» Data about app and page elements:
........
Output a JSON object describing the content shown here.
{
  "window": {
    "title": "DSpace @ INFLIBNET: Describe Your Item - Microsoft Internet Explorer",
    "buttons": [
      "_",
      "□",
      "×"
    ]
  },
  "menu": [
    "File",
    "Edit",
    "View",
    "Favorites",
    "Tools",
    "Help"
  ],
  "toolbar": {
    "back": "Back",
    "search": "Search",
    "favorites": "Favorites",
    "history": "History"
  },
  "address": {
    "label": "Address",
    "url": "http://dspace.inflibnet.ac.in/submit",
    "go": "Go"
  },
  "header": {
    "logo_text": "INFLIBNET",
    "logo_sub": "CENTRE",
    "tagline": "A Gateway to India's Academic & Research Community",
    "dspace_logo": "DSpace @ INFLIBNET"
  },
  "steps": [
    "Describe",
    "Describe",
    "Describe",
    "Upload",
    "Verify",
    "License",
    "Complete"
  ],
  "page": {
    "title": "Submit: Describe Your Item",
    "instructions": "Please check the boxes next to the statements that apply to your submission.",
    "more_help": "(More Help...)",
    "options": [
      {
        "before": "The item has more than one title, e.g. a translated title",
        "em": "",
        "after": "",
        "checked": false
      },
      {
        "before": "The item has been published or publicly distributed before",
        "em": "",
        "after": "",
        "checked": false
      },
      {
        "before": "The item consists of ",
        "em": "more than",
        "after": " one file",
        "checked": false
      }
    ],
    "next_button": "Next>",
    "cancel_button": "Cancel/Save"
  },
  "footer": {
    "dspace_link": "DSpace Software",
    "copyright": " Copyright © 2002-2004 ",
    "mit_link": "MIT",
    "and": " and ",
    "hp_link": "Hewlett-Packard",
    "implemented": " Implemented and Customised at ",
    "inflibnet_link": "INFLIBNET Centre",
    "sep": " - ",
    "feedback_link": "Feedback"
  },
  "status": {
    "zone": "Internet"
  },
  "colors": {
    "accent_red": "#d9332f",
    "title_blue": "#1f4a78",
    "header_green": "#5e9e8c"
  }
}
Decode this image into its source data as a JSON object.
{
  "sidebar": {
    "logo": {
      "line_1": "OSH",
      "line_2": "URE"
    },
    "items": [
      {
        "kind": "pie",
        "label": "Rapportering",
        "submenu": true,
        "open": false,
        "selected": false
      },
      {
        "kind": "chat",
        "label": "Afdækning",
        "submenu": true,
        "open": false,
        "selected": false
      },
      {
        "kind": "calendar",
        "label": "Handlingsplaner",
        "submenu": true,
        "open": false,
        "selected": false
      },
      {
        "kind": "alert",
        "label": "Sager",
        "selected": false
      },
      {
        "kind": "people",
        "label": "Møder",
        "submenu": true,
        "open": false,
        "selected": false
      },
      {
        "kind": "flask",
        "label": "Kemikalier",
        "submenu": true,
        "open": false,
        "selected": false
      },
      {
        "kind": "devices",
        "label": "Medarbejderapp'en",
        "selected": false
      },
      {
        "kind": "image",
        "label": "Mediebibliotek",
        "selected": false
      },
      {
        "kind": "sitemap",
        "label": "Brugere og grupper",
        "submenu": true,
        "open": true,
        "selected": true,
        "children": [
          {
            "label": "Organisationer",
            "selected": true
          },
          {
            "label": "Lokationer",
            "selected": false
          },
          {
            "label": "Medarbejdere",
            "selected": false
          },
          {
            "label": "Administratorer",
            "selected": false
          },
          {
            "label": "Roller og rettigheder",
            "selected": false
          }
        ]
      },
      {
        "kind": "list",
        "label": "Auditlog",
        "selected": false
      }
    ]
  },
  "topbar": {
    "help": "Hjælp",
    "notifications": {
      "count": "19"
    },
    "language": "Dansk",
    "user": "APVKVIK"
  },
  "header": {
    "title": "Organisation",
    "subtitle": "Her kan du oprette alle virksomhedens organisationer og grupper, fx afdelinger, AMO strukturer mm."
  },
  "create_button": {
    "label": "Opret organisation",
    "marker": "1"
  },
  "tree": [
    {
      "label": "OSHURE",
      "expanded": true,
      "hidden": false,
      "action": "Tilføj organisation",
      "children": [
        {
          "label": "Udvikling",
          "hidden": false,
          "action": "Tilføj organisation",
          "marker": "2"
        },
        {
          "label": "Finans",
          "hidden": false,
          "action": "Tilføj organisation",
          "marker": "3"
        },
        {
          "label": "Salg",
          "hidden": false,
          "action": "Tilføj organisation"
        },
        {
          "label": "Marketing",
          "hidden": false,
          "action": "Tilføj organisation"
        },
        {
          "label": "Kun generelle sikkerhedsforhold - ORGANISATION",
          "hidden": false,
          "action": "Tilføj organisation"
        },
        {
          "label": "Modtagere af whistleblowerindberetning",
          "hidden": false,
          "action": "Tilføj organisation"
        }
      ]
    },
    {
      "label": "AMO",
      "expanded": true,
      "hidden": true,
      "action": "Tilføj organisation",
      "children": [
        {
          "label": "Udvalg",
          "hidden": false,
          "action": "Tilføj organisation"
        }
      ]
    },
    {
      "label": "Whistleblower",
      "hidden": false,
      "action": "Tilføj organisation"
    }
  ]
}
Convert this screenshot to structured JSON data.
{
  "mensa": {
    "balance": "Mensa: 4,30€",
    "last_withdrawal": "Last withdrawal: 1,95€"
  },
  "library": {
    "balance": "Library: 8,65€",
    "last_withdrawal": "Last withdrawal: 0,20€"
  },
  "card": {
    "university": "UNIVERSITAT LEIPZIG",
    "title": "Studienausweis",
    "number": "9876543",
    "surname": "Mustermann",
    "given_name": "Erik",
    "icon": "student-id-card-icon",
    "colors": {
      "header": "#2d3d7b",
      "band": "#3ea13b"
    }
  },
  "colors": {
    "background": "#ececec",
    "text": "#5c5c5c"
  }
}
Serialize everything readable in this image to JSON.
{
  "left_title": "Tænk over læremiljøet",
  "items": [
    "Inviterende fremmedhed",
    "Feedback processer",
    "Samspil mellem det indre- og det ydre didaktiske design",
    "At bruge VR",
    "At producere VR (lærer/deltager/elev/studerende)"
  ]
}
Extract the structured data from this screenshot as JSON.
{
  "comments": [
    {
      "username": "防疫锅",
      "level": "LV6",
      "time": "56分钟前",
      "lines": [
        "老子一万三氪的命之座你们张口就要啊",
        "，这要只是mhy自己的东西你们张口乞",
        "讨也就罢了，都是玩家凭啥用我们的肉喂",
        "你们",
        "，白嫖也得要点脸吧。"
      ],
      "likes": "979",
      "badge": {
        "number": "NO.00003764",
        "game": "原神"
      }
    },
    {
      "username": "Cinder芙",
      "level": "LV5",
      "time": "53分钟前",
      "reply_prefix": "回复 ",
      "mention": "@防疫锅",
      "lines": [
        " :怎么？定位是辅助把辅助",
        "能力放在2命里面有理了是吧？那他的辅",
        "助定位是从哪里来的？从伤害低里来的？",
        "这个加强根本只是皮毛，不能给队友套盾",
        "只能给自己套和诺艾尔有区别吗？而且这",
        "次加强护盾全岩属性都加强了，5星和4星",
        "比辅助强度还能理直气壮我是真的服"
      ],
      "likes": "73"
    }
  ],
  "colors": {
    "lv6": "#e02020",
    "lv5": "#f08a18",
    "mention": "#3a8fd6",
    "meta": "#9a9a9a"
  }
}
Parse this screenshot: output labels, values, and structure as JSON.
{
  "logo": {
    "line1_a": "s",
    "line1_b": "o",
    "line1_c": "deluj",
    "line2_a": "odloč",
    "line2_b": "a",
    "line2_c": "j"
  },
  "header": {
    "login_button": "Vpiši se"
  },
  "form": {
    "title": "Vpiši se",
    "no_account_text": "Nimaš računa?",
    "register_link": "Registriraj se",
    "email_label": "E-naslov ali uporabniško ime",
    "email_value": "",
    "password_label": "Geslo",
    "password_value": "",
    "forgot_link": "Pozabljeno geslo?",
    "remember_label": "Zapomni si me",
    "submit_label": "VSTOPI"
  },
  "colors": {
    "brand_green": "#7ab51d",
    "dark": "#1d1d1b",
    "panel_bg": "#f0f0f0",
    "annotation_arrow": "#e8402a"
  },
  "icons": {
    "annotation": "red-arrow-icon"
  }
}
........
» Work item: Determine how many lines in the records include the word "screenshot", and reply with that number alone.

» Reply: 3